Report each line of the records below that holds the word "battery".

[Excerpts from an interface dataset]
▼

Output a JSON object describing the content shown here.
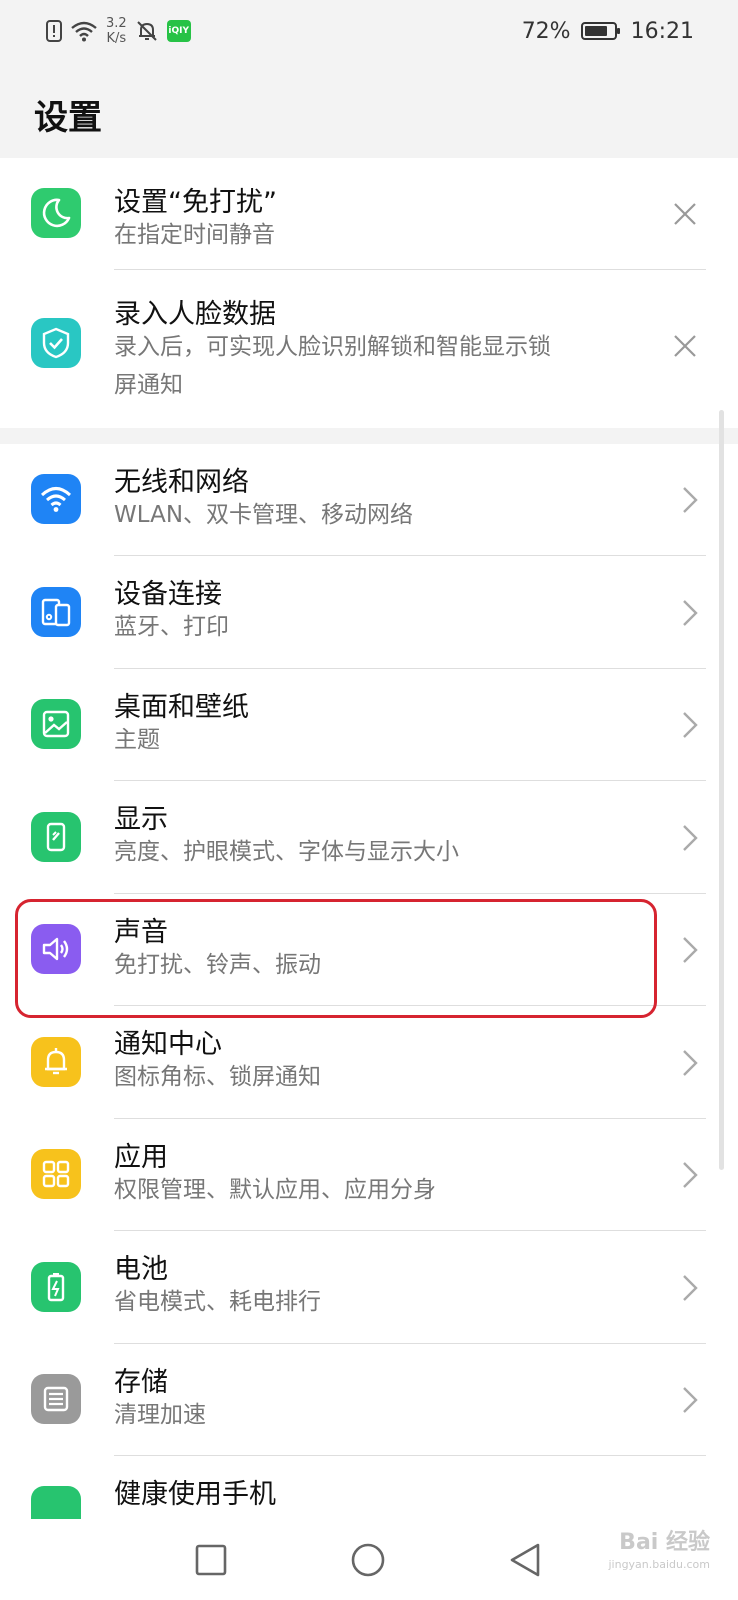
{
  "status_bar": {
    "net_speed_value": "3.2",
    "net_speed_unit": "K/s",
    "app_badge": "iQIY",
    "battery": "72%",
    "time": "16:21"
  },
  "header": {
    "title": "设置"
  },
  "suggestions": [
    {
      "title": "设置“免打扰”",
      "subtitle": "在指定时间静音",
      "icon": "moon-icon",
      "color": "#2fcb6f"
    },
    {
      "title": "录入人脸数据",
      "subtitle_line1": "录入后，可实现人脸识别解锁和智能显示锁",
      "subtitle_line2": "屏通知",
      "icon": "shield-check-icon",
      "color": "#29c7c3"
    }
  ],
  "settings": [
    {
      "title": "无线和网络",
      "subtitle": "WLAN、双卡管理、移动网络",
      "icon": "wifi-icon",
      "color": "#1f84f5"
    },
    {
      "title": "设备连接",
      "subtitle": "蓝牙、打印",
      "icon": "devices-icon",
      "color": "#1f84f5"
    },
    {
      "title": "桌面和壁纸",
      "subtitle": "主题",
      "icon": "wallpaper-icon",
      "color": "#27c46f"
    },
    {
      "title": "显示",
      "subtitle": "亮度、护眼模式、字体与显示大小",
      "icon": "display-icon",
      "color": "#27c46f"
    },
    {
      "title": "声音",
      "subtitle": "免打扰、铃声、振动",
      "icon": "speaker-icon",
      "color": "#8a5cf0"
    },
    {
      "title": "通知中心",
      "subtitle": "图标角标、锁屏通知",
      "icon": "bell-icon",
      "color": "#f7c21c"
    },
    {
      "title": "应用",
      "subtitle": "权限管理、默认应用、应用分身",
      "icon": "apps-grid-icon",
      "color": "#f7c21c"
    },
    {
      "title": "电池",
      "subtitle": "省电模式、耗电排行",
      "icon": "battery-icon",
      "color": "#27c46f"
    },
    {
      "title": "存储",
      "subtitle": "清理加速",
      "icon": "storage-icon",
      "color": "#9a9a9a"
    },
    {
      "title": "健康使用手机",
      "icon": "health-icon",
      "color": "#27c46f"
    }
  ],
  "watermark": {
    "brand": "Bai 经验",
    "url": "jingyan.baidu.com"
  }
}
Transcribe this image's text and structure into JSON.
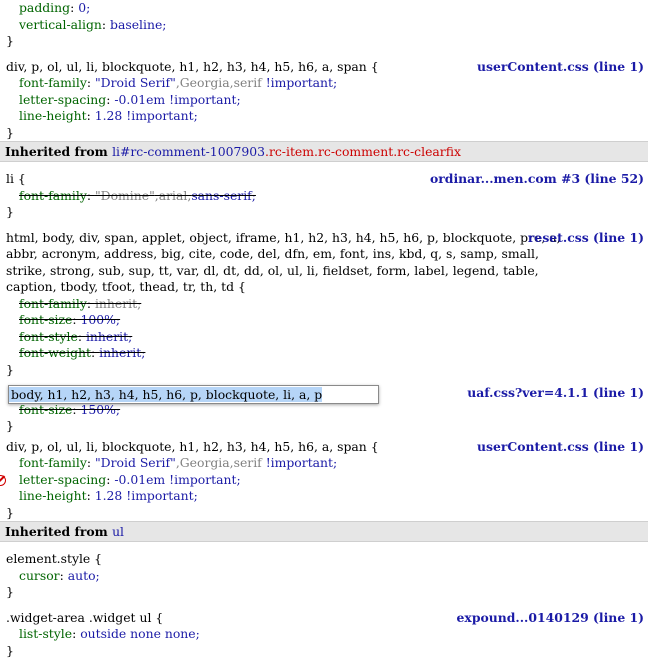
{
  "r0": {
    "props": [
      {
        "name": "padding",
        "value": "0;"
      },
      {
        "name": "vertical-align",
        "value": "baseline;"
      }
    ],
    "close": "}"
  },
  "r1": {
    "selector": "div, p, ol, ul, li, blockquote, h1, h2, h3, h4, h5, h6, a, span {",
    "source": "userContent.css (line 1)",
    "p1": {
      "name": "font-family",
      "v1": "\"Droid Serif\"",
      "v2": ",Georgia,serif",
      "v3": " !important;"
    },
    "p2": {
      "name": "letter-spacing",
      "value": "-0.01em !important;"
    },
    "p3": {
      "name": "line-height",
      "value": "1.28 !important;"
    },
    "close": "}"
  },
  "inh1": {
    "label": "Inherited from",
    "link": "li#rc-comment-1007903",
    ".cls": "",
    "cls": ".rc-item.rc-comment.rc-clearfix"
  },
  "r2": {
    "selector": "li {",
    "source": "ordinar...men.com #3 (line 52)",
    "p1": {
      "name": "font-family",
      "v1": "\"Domine\"",
      "v2": ",arial,",
      "v3": "sans-serif;"
    },
    "close": "}"
  },
  "r3": {
    "sel1": "html, body, div, span, applet, object, iframe, h1, h2, h3, h4, h5, h6, p, blockquote, pre, a,",
    "sel2": "abbr, acronym, address, big, cite, code, del, dfn, em, font, ins, kbd, q, s, samp, small,",
    "sel3": "strike, strong, sub, sup, tt, var, dl, dt, dd, ol, ul, li, fieldset, form, label, legend, table,",
    "sel4": "caption, tbody, tfoot, thead, tr, th, td {",
    "source": "reset.css (line 1)",
    "props": [
      {
        "name": "font-family",
        "value": "inherit;"
      },
      {
        "name": "font-size",
        "value": "100%;"
      },
      {
        "name": "font-style",
        "value": "inherit;"
      },
      {
        "name": "font-weight",
        "value": "inherit;"
      }
    ],
    "close": "}"
  },
  "r4": {
    "editing": "body, h1, h2, h3, h4, h5, h6, p, blockquote, li, a, p",
    "source": "uaf.css?ver=4.1.1 (line 1)",
    "p1": {
      "name": "font-size",
      "value": "150%;"
    },
    "close": "}"
  },
  "r5": {
    "selector": "div, p, ol, ul, li, blockquote, h1, h2, h3, h4, h5, h6, a, span {",
    "source": "userContent.css (line 1)",
    "p1": {
      "name": "font-family",
      "v1": "\"Droid Serif\"",
      "v2": ",Georgia,serif",
      "v3": " !important;"
    },
    "p2": {
      "name": "letter-spacing",
      "value": "-0.01em !important;"
    },
    "p3": {
      "name": "line-height",
      "value": "1.28 !important;"
    },
    "close": "}"
  },
  "inh2": {
    "label": "Inherited from",
    "link": "ul"
  },
  "r6": {
    "selector": "element.style {",
    "p1": {
      "name": "cursor",
      "value": "auto;"
    },
    "close": "}"
  },
  "r7": {
    "selector": ".widget-area .widget ul {",
    "source": "expound...0140129 (line 1)",
    "p1": {
      "name": "list-style",
      "value": "outside none none;"
    },
    "close": "}"
  }
}
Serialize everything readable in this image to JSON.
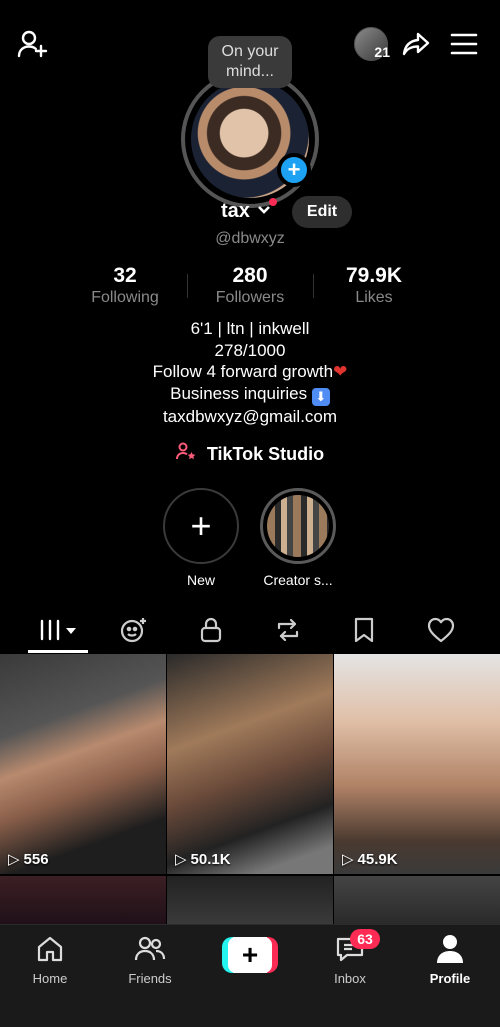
{
  "top_bar": {
    "notification_count": "21"
  },
  "mind_bubble": "On your mind...",
  "profile": {
    "username": "tax",
    "edit_label": "Edit",
    "handle": "@dbwxyz"
  },
  "stats": [
    {
      "value": "32",
      "label": "Following"
    },
    {
      "value": "280",
      "label": "Followers"
    },
    {
      "value": "79.9K",
      "label": "Likes"
    }
  ],
  "bio": {
    "line1": "6'1 | ltn | inkwell",
    "line2": "278/1000",
    "line3": "Follow 4 forward growth",
    "line4": "Business inquiries",
    "line5": "taxdbwxyz@gmail.com"
  },
  "studio_link": "TikTok Studio",
  "highlights": [
    {
      "label": "New"
    },
    {
      "label": "Creator s..."
    }
  ],
  "tabs": [
    {
      "icon": "videos-grid-icon",
      "active": true
    },
    {
      "icon": "reposts-face-icon"
    },
    {
      "icon": "lock-icon"
    },
    {
      "icon": "repost-icon"
    },
    {
      "icon": "bookmark-icon"
    },
    {
      "icon": "heart-icon"
    }
  ],
  "videos": [
    {
      "views": "556"
    },
    {
      "views": "50.1K"
    },
    {
      "views": "45.9K"
    },
    {
      "views": ""
    },
    {
      "views": ""
    },
    {
      "views": ""
    }
  ],
  "bottom_nav": {
    "home": "Home",
    "friends": "Friends",
    "inbox": "Inbox",
    "inbox_badge": "63",
    "profile": "Profile"
  },
  "colors": {
    "accent_red": "#fe2c55",
    "accent_cyan": "#25f4ee",
    "plus_blue": "#1da1f2"
  }
}
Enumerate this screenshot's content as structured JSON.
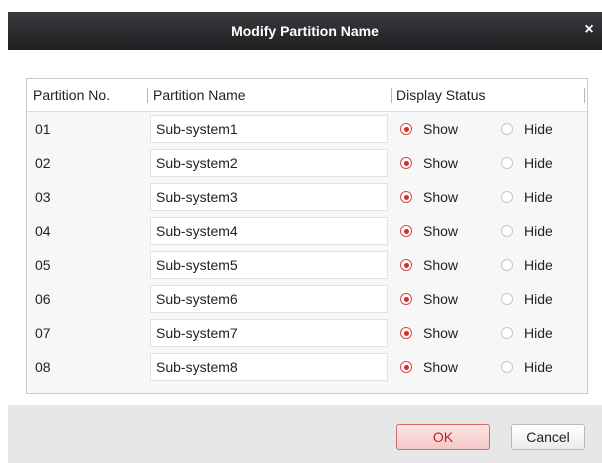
{
  "dialog": {
    "title": "Modify Partition Name",
    "close_glyph": "×",
    "close_icon": "close-icon"
  },
  "table": {
    "headers": {
      "partition_no": "Partition No.",
      "partition_name": "Partition Name",
      "display_status": "Display Status"
    },
    "rows": [
      {
        "no": "01",
        "name": "Sub-system1",
        "status": "Show"
      },
      {
        "no": "02",
        "name": "Sub-system2",
        "status": "Show"
      },
      {
        "no": "03",
        "name": "Sub-system3",
        "status": "Show"
      },
      {
        "no": "04",
        "name": "Sub-system4",
        "status": "Show"
      },
      {
        "no": "05",
        "name": "Sub-system5",
        "status": "Show"
      },
      {
        "no": "06",
        "name": "Sub-system6",
        "status": "Show"
      },
      {
        "no": "07",
        "name": "Sub-system7",
        "status": "Show"
      },
      {
        "no": "08",
        "name": "Sub-system8",
        "status": "Show"
      }
    ],
    "option_show": "Show",
    "option_hide": "Hide"
  },
  "footer": {
    "ok_label": "OK",
    "cancel_label": "Cancel"
  },
  "colors": {
    "titlebar": "#1d1e20",
    "accent_red": "#d62b2b",
    "ok_border": "#d56a6a"
  }
}
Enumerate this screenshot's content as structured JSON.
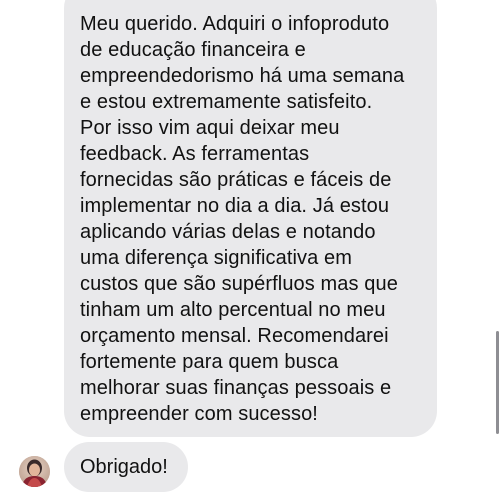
{
  "conversation": {
    "incoming_message": {
      "lines": [
        "Meu querido. Adquiri o infoproduto",
        "de educação financeira e",
        "empreendedorismo há uma semana",
        "e estou extremamente satisfeito.",
        "Por isso vim aqui deixar meu",
        "feedback. As ferramentas",
        "fornecidas são práticas e fáceis de",
        "implementar no dia a dia. Já estou",
        "aplicando várias delas e notando",
        "uma diferença significativa em",
        "custos que são supérfluos mas que",
        "tinham um alto percentual no meu",
        "orçamento mensal. Recomendarei",
        "fortemente para quem busca",
        "melhorar suas finanças pessoais e",
        "empreender com sucesso!"
      ]
    },
    "follow_up_message": {
      "text": "Obrigado!"
    },
    "sender": {
      "avatar_icon": "user-avatar-photo"
    }
  },
  "colors": {
    "bubble_background": "#e9e9eb",
    "text": "#111111",
    "background": "#ffffff",
    "scrollbar": "#8e8e93"
  }
}
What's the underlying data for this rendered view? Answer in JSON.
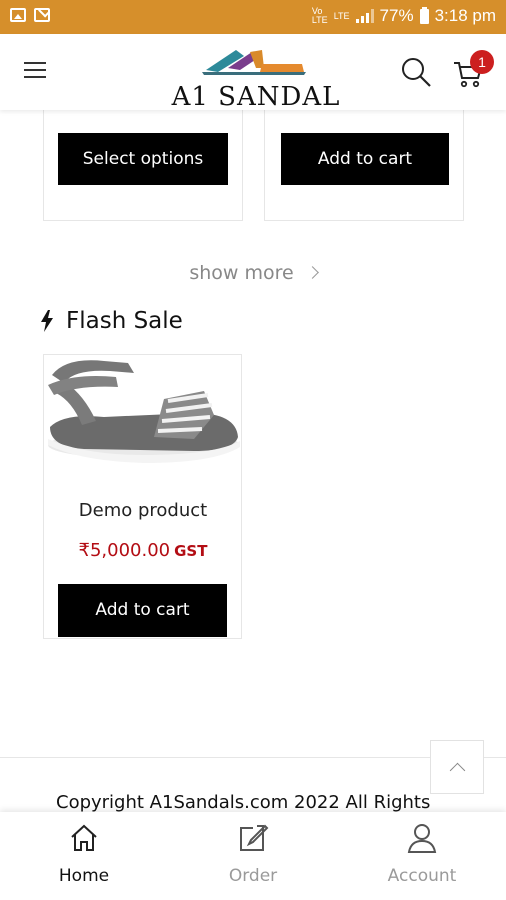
{
  "status_bar": {
    "lte_label": "LTE",
    "battery": "77%",
    "time": "3:18 pm"
  },
  "header": {
    "brand": "A1 SANDAL",
    "cart_count": "1"
  },
  "product_row": {
    "left_button": "Select options",
    "right_button": "Add to cart"
  },
  "show_more": "show more",
  "flash_sale": {
    "title": "Flash Sale",
    "product": {
      "name": "Demo product",
      "price": "₹5,000.00",
      "tax_label": "GST",
      "button": "Add to cart"
    }
  },
  "footer": {
    "copyright": "Copyright A1Sandals.com 2022 All Rights"
  },
  "bottom_nav": {
    "items": [
      {
        "label": "Home",
        "icon": "home-icon",
        "active": true
      },
      {
        "label": "Order",
        "icon": "edit-icon",
        "active": false
      },
      {
        "label": "Account",
        "icon": "user-icon",
        "active": false
      }
    ]
  },
  "colors": {
    "status_bar": "#d68f2b",
    "price": "#b30d14",
    "badge": "#cc1f1f",
    "button": "#000000",
    "inactive_nav": "#9a9a9a"
  }
}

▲

Response to this task:
    "battery": "72%",
      "icon": "battery-icon",
    "battery": "77%",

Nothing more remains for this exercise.